To do –
What's needed is a word-for-word retyping of the entries below, pictures omitted.

Record extracts –
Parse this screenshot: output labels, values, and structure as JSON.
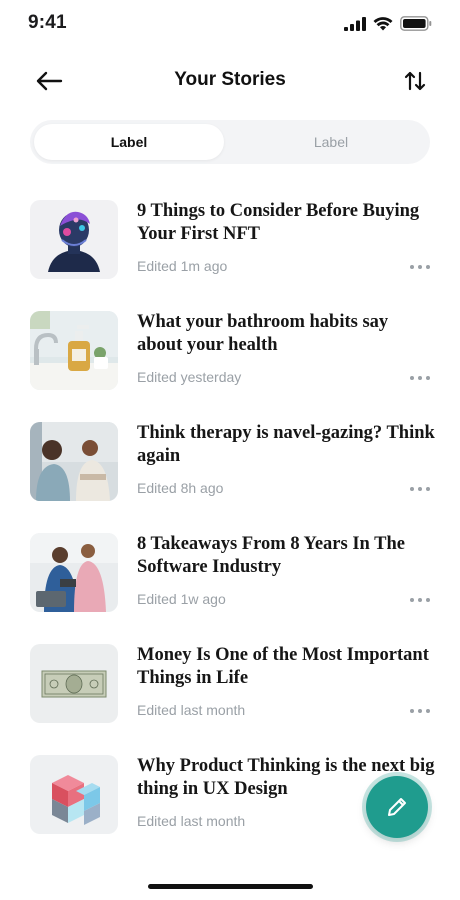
{
  "status_bar": {
    "time": "9:41"
  },
  "header": {
    "title": "Your Stories"
  },
  "tabs": [
    {
      "label": "Label",
      "active": true
    },
    {
      "label": "Label",
      "active": false
    }
  ],
  "stories": [
    {
      "title": "9 Things to Consider Before Buying Your First NFT",
      "meta": "Edited 1m ago",
      "thumbnail": "nft-bust-image"
    },
    {
      "title": "What your bathroom habits say about your health",
      "meta": "Edited yesterday",
      "thumbnail": "bathroom-sink-image"
    },
    {
      "title": "Think therapy is navel-gazing? Think again",
      "meta": "Edited 8h ago",
      "thumbnail": "therapy-session-image"
    },
    {
      "title": "8 Takeaways From 8 Years In The Software Industry",
      "meta": "Edited 1w ago",
      "thumbnail": "software-team-image"
    },
    {
      "title": "Money Is One of the Most Important Things in Life",
      "meta": "Edited last month",
      "thumbnail": "dollar-bill-image"
    },
    {
      "title": "Why Product Thinking is the next big thing in UX Design",
      "meta": "Edited last month",
      "thumbnail": "cube-blocks-image"
    }
  ],
  "fab": {
    "icon": "pencil-icon",
    "color": "#1f9c8e"
  },
  "colors": {
    "accent": "#1f9c8e",
    "muted": "#9aa0a6",
    "segment_bg": "#f3f4f6"
  }
}
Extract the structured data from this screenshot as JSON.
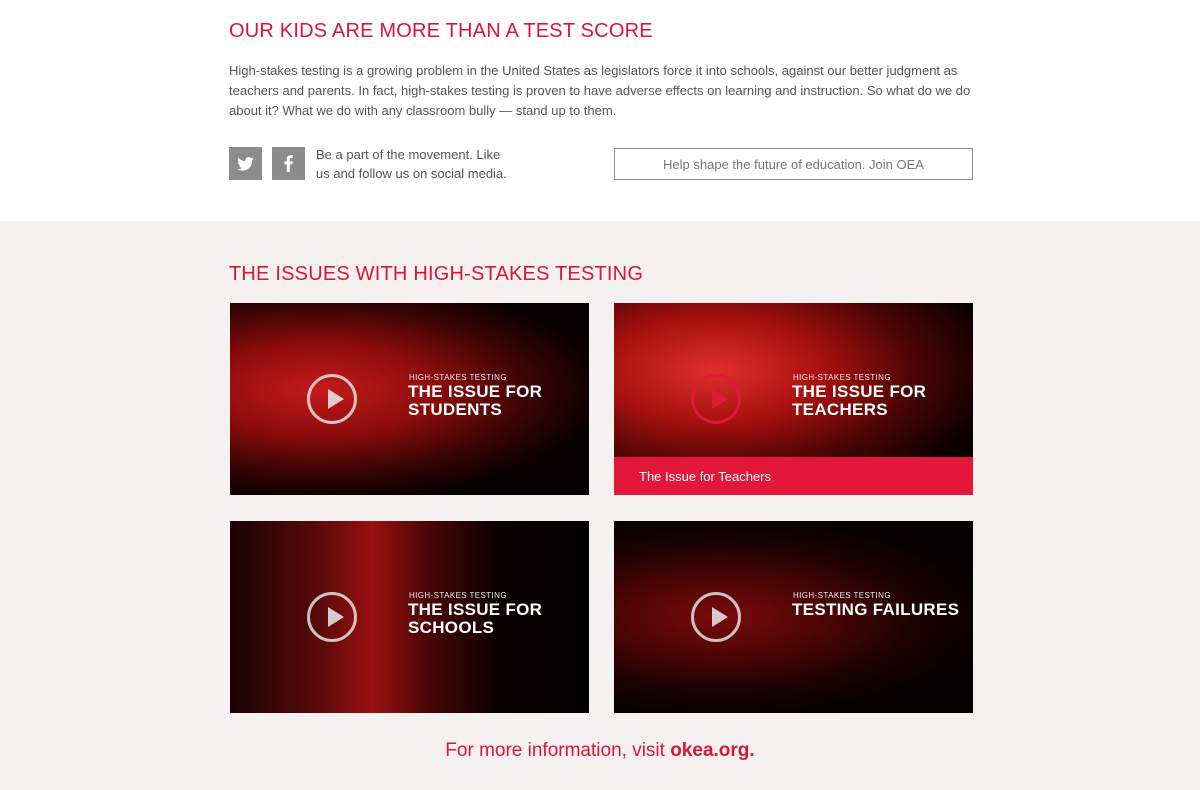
{
  "section1": {
    "heading": "OUR KIDS ARE MORE THAN A TEST SCORE",
    "intro": "High-stakes testing is a growing problem in the United States as legislators force it into schools, against our better judgment as teachers and parents. In fact, high-stakes testing is proven to have adverse effects on learning and instruction. So what do we do about it? What we do with any classroom bully — stand up to them.",
    "social": {
      "icons": [
        "twitter-icon",
        "facebook-icon"
      ],
      "text": "Be a part of the movement. Like us and follow us on social media."
    },
    "join_button": "Help shape the future of education. Join OEA"
  },
  "section2": {
    "heading": "THE ISSUES WITH HIGH-STAKES TESTING",
    "cards": [
      {
        "kicker": "HIGH-STAKES TESTING",
        "title": "THE ISSUE FOR STUDENTS"
      },
      {
        "kicker": "HIGH-STAKES TESTING",
        "title": "THE ISSUE FOR TEACHERS",
        "caption": "The Issue for Teachers"
      },
      {
        "kicker": "HIGH-STAKES TESTING",
        "title": "THE ISSUE FOR SCHOOLS"
      },
      {
        "kicker": "HIGH-STAKES TESTING",
        "title": "TESTING FAILURES"
      }
    ]
  },
  "footer": {
    "prefix": "For more information, visit ",
    "link": "okea.org."
  },
  "colors": {
    "accent": "#d9163a",
    "caption_bg": "#e3173a",
    "section_bg": "#f4f1f0",
    "icon_bg": "#8c8c8c"
  }
}
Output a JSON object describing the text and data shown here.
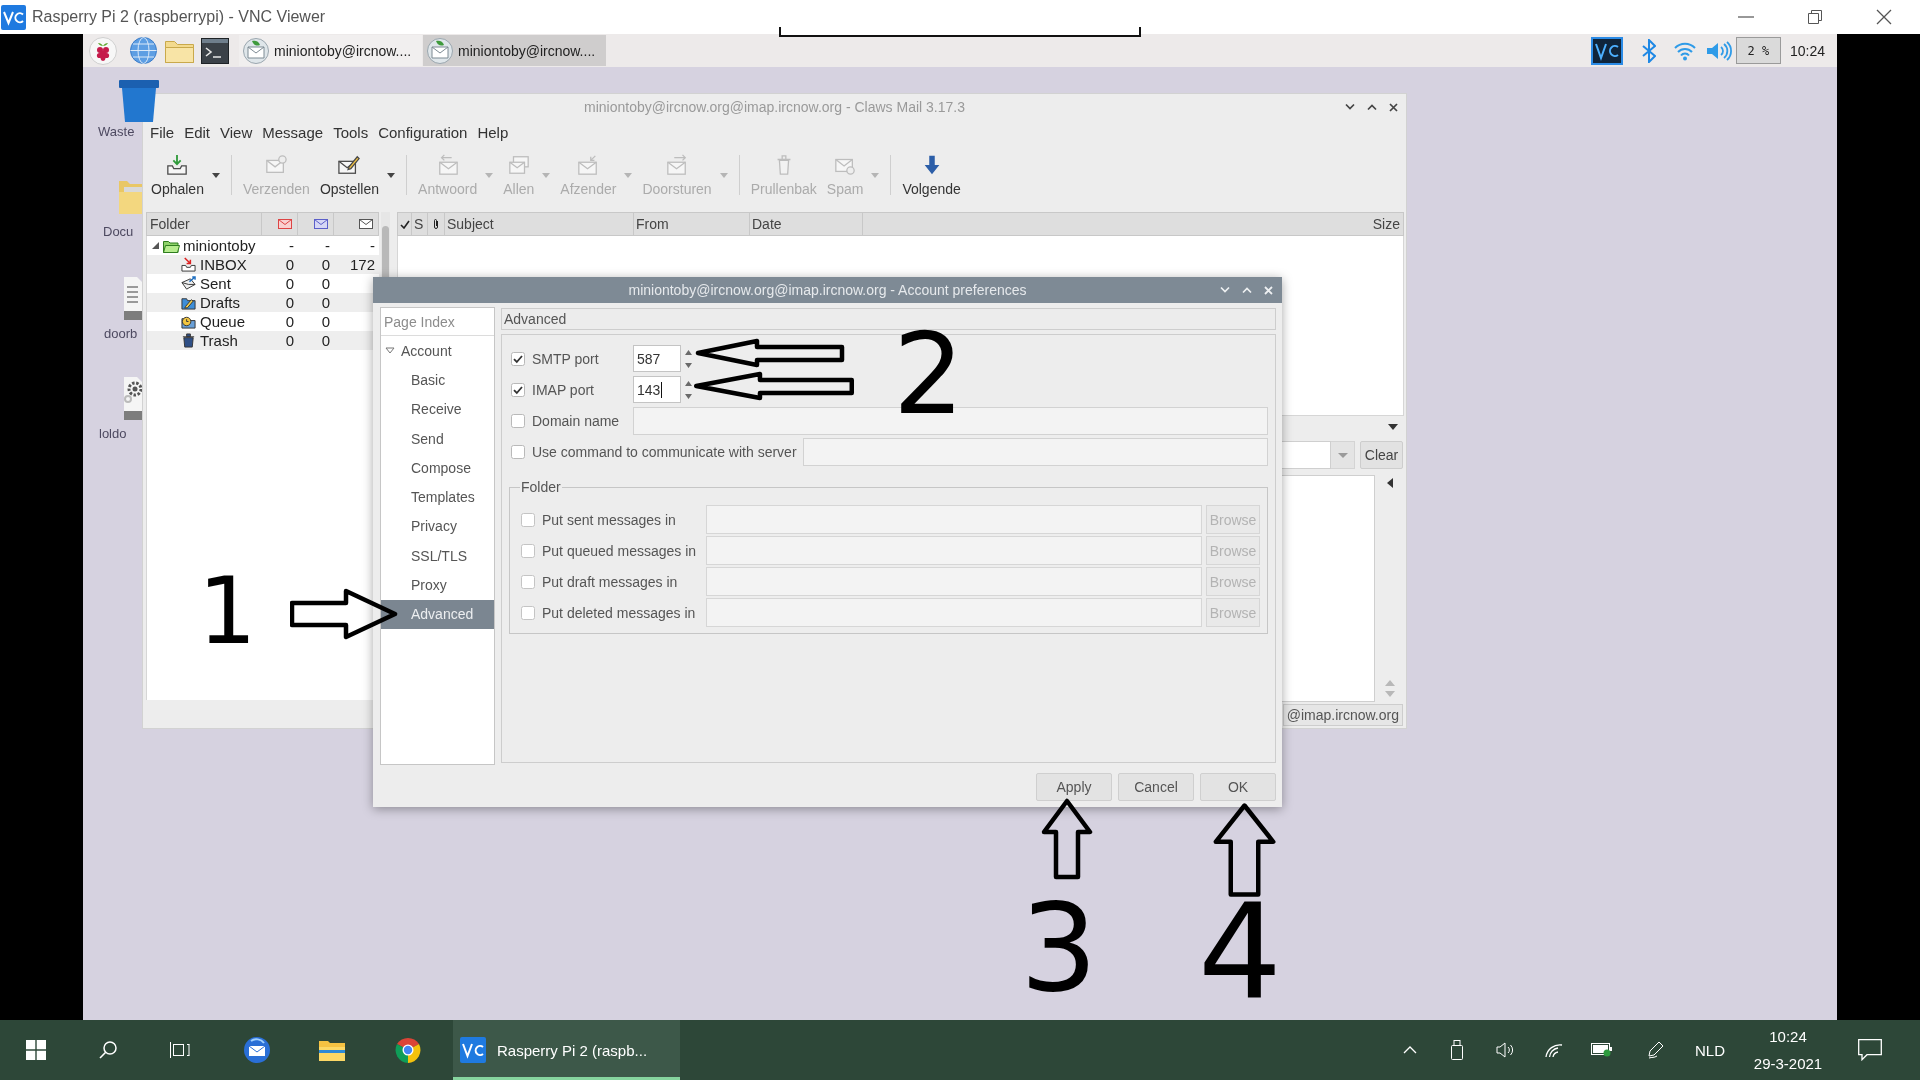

Expected answer –
Parse this screenshot: output labels, values, and structure as JSON.
{
  "status_bar": {
    "time": "9:41"
  },
  "header": {
    "title": "Your Stories"
  },
  "tabs": [
    {
      "label": "Label",
      "active": true
    },
    {
      "label": "Label",
      "active": false
    }
  ],
  "stories": [
    {
      "title": "9 Things to Consider Before Buying Your First NFT",
      "meta": "Edited 1m ago",
      "thumbnail": "nft-bust-image"
    },
    {
      "title": "What your bathroom habits say about your health",
      "meta": "Edited yesterday",
      "thumbnail": "bathroom-sink-image"
    },
    {
      "title": "Think therapy is navel-gazing? Think again",
      "meta": "Edited 8h ago",
      "thumbnail": "therapy-session-image"
    },
    {
      "title": "8 Takeaways From 8 Years In The Software Industry",
      "meta": "Edited 1w ago",
      "thumbnail": "software-team-image"
    },
    {
      "title": "Money Is One of the Most Important Things in Life",
      "meta": "Edited last month",
      "thumbnail": "dollar-bill-image"
    },
    {
      "title": "Why Product Thinking is the next big thing in UX Design",
      "meta": "Edited last month",
      "thumbnail": "cube-blocks-image"
    }
  ],
  "fab": {
    "icon": "pencil-icon",
    "color": "#1f9c8e"
  },
  "colors": {
    "accent": "#1f9c8e",
    "muted": "#9aa0a6",
    "segment_bg": "#f3f4f6"
  }
}
Extract the structured data from this screenshot as JSON.
{
  "section1": {
    "heading": "OUR KIDS ARE MORE THAN A TEST SCORE",
    "intro": "High-stakes testing is a growing problem in the United States as legislators force it into schools, against our better judgment as teachers and parents. In fact, high-stakes testing is proven to have adverse effects on learning and instruction. So what do we do about it? What we do with any classroom bully — stand up to them.",
    "social": {
      "icons": [
        "twitter-icon",
        "facebook-icon"
      ],
      "text": "Be a part of the movement. Like us and follow us on social media."
    },
    "join_button": "Help shape the future of education. Join OEA"
  },
  "section2": {
    "heading": "THE ISSUES WITH HIGH-STAKES TESTING",
    "cards": [
      {
        "kicker": "HIGH-STAKES TESTING",
        "title": "THE ISSUE FOR STUDENTS"
      },
      {
        "kicker": "HIGH-STAKES TESTING",
        "title": "THE ISSUE FOR TEACHERS",
        "caption": "The Issue for Teachers"
      },
      {
        "kicker": "HIGH-STAKES TESTING",
        "title": "THE ISSUE FOR SCHOOLS"
      },
      {
        "kicker": "HIGH-STAKES TESTING",
        "title": "TESTING FAILURES"
      }
    ]
  },
  "footer": {
    "prefix": "For more information, visit ",
    "link": "okea.org."
  },
  "colors": {
    "accent": "#d9163a",
    "caption_bg": "#e3173a",
    "section_bg": "#f4f1f0",
    "icon_bg": "#8c8c8c"
  }
}
Output a JSON object describing the text and data shown here.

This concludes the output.